|McMurray has tornado-ravaged Joplin on his mind|
|Written by Admin|
|Saturday, 28 May 2011 08:02|
``I didn't even know what he had sent me,'' the Sprint Cup driver said Saturday. ``Then I did figure it out because one part left of my house was actually the address left on the front wall.''
Though McMurray and the rest of his family moved from Joplin to North Carolina more than a decade ago, he is taking an active role in raising money for the tornado-ravaged city. McMurray has partnered with primary sponsor Bass Pro Shops and Springfield, Mo.-based Convoy of Hope to help the victims of the monster tornado that packed 200 mph winds.
``Joplin, Mo.'' will appear in large letters across the side of his No. 1 Chevrolet during Sunday night's Coca-Cola 600.
``I think it's really hard for me to explain to you guys when you see the pictures to know what it used to look like,'' said McMurray, who indicated he last visited Joplin four or five years ago. ``It makes it more real for somebody when you know what the school used to look like or the hospital or that area and see how destroyed it is. It's incredible the damage the tornado did.''
McMurray said not only was the house he grew up leveled on May 22, the tornado ``took the whole neighborhood out.'' Also destroyed much of the high school McMurray attended. The death toll reached 132 on Friday.
``Everyone that I know, or at least friends talking to friends, I haven't known anyone that's lost their life,'' McMurray said. ``I have a lot of friends that have lost their homes.''

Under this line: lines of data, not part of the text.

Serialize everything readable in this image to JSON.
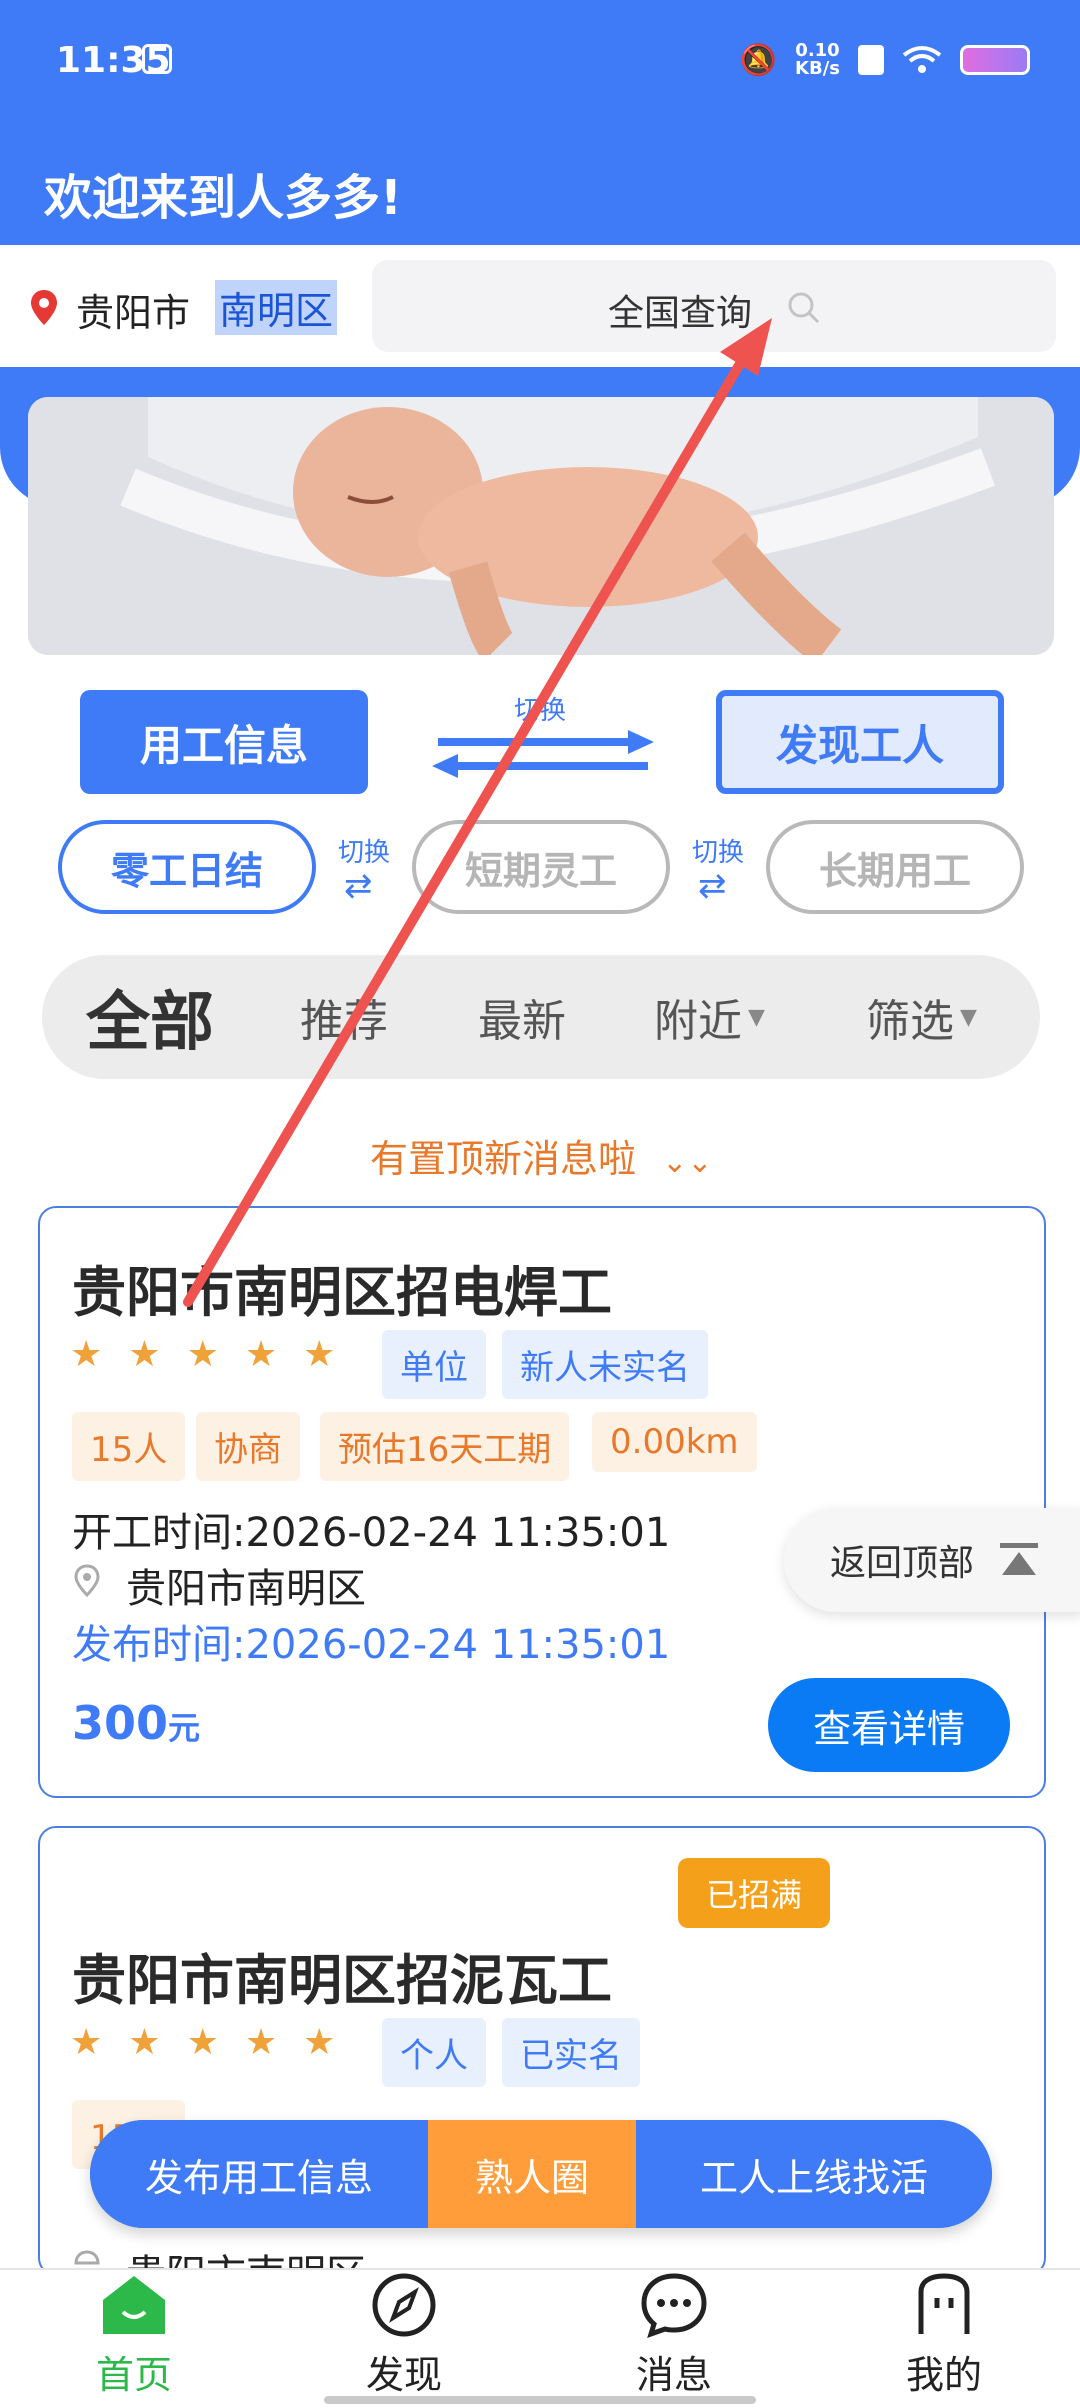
{
  "status_bar": {
    "time": "11:35",
    "net_speed": "0.10",
    "net_unit": "KB/s"
  },
  "header": {
    "greeting": "欢迎来到人多多!"
  },
  "location": {
    "city": "贵阳市",
    "district": "南明区"
  },
  "search": {
    "label": "全国查询"
  },
  "mode_toggle": {
    "left": "用工信息",
    "right": "发现工人",
    "switch_label": "切换"
  },
  "job_type": {
    "items": [
      "零工日结",
      "短期灵工",
      "长期用工"
    ],
    "switch_label": "切换",
    "active": "零工日结"
  },
  "filter_tabs": {
    "items": [
      "全部",
      "推荐",
      "最新",
      "附近",
      "筛选"
    ],
    "active": "全部"
  },
  "pinned_notice": "有置顶新消息啦",
  "jobs": [
    {
      "title": "贵阳市南明区招电焊工",
      "rating": 5,
      "tags": [
        "单位",
        "新人未实名"
      ],
      "attrs": [
        "15人",
        "协商",
        "预估16天工期",
        "0.00km"
      ],
      "start_time_label": "开工时间:",
      "start_time": "2026-02-24 11:35:01",
      "address": "贵阳市南明区",
      "publish_time_label": "发布时间:",
      "publish_time": "2026-02-24 11:35:01",
      "price": "300",
      "price_unit": "元",
      "detail_button": "查看详情"
    },
    {
      "title": "贵阳市南明区招泥瓦工",
      "rating": 5,
      "badge": "已招满",
      "tags": [
        "个人",
        "已实名"
      ],
      "attrs_visible": [
        "15人"
      ],
      "address": "贵阳市南明区"
    }
  ],
  "back_to_top": "返回顶部",
  "fab": {
    "post_job": "发布用工信息",
    "circle": "熟人圈",
    "find_work": "工人上线找活"
  },
  "bottom_nav": [
    {
      "label": "首页",
      "icon": "home-icon",
      "active": true
    },
    {
      "label": "发现",
      "icon": "compass-icon"
    },
    {
      "label": "消息",
      "icon": "chat-icon"
    },
    {
      "label": "我的",
      "icon": "profile-icon"
    }
  ],
  "colors": {
    "primary": "#3f7bf6",
    "orange": "#e8792b",
    "active_nav": "#2db84a",
    "badge": "#f4a01a",
    "fab_circle": "#ff9d3b"
  }
}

McMurray said crew members and sponsors have offered to assist in the relief efforts. McMurray and Bass Pro Shops founder Johnny Morris will fly to Morris' hometown of Springfield, Mo., on Thursday to collect food and supplies from Convoy of Hope. They're then scheduled to go to Joplin and will join the mayor and chief of police on a tour of McMurray's old neighborhood.
``I had a friend that lives there and has witnessed everything tell me that Joplin would recover. He just didn't know if it would recover in our lifetimes,'' McMurray said. ``I know there will be a big effort on my part over the next years to come to help with the hospital, the schools and the families.''
STENHOUSE DEBUT: It took less than a week for Ricky Stenhouse Jr. to rise above the logjam of NASCAR drivers looking to make an impression
Last weekend, the 23-year-old Stenhouse become the first non-Sprint Cup regular to win a Nationwide Series race. Stenhouse won the pole for Nationwide race at Charlotte on Saturday morning and on Sunday will make his Sprint Cup debut, driving the No. 21 Ford in place of Trevor Bayne.
``It's been crazy,'' Stenhouse said. ``To go out and win and then get your first Cup start is big.''
Stenhouse had to do some work on Thursday to make sure he'd be racing in NASCAR's longest race. Needing to qualify on speed for the part-time team and going last among 48 cars, Stenhouse turned in an eye-popping lap of 190.752 mph to give him the ninth starting position.
``I don't ever really get nervous in anything, but I really got nervous there,'' Stenhouse said of his qualifying lap.
Stenhouse's spot in Sprint Cup is expected to be short-lived. Bayne, the Daytona 500 winner, is scheduled to return next month at Michigan after being sidelined with an inflammatory condition.
Bayne said Stenhouse has been sensitive to the situation and believes Stenhouse will ``do a great job.''
``It's definitely not the way I wanted to get my first Cup start, but you've got to take what God lays out for you,'' Stenhouse said. ``(Bayne) is going to be here supporting it, so that makes it a little bit easier.''
LEFT IN STITCHES: Paul Menard may have trouble walking, but it didn't prevent him from driving the fastest car in practice Saturday.
Menard, on crutches after needing 22 stitches to close a gash on his right foot, had both the fastest individual lap (188.745 mph) and the best average over 10 consecutive laps (185.732 mph).
``I think everything is good with the foot,'' Menard said. ``I'm just trying to keep off it. The car is really fast.''
Menard said he's not in pain from the cut he received on the dock at his house. But he's been forced to wear a larger shoe and there is some concern that sweating during NASCAR's longest race could loosen his stitches.
``The only thing is if it rips open and starts bleeding,'' Menard said.
Elliott Sadler will be on standby in case Menard can't finish Sunday, but Sadler didn't take laps in the car Saturday.
Kurt Busch had the second fastest car during the faster first practice session. Dale Earnhardt Jr. (187.162 mph) turned in the third-fastest lap.
Regan Smith's team had to change the transmission in the first practice Saturday, which will force the No. 78 to start from the rear of the field on Sunday.
Speeds slowed in the second practice as the track warmed. David Reutimann (184.483 mph) turned in the fastest lap.
LUG NUTS: Carl Edwards seeks to become the eighth driver to sweep the All-Star and Coca-Cola 600 races. The others were Darrell Waltrip (1985), Davey Allison (1991), Dale Earnhardt (1993), Jeff Gordon (1997), Jimmie Johnson (2003), Kasey Kahne (2008) and Kurt Busch (2010). ... While Kyle Busch has won 97 races in NASCAR's top three circuits, he's yet to win a Sprint Cup race at Charlotte. Kevin Harvick, Greg Biffle, Clint Bowyer and Denny Hamlin are also winless in Charlotte points races. ... Nationwide Insurance will again sponsor the Dash 4 Cash promotion that would pay a driver $1 million by winning all four Nationwide races at Daytona, Iowa, Richmond and Charlotte later this season. ... Blake Koch, whose mother is a breast cancer survivor, was to drive a pink car in the Nationwide race Saturday. Also, the fall Nationwide race at Charlotte will have a pink theme and raise money for breast cancer research.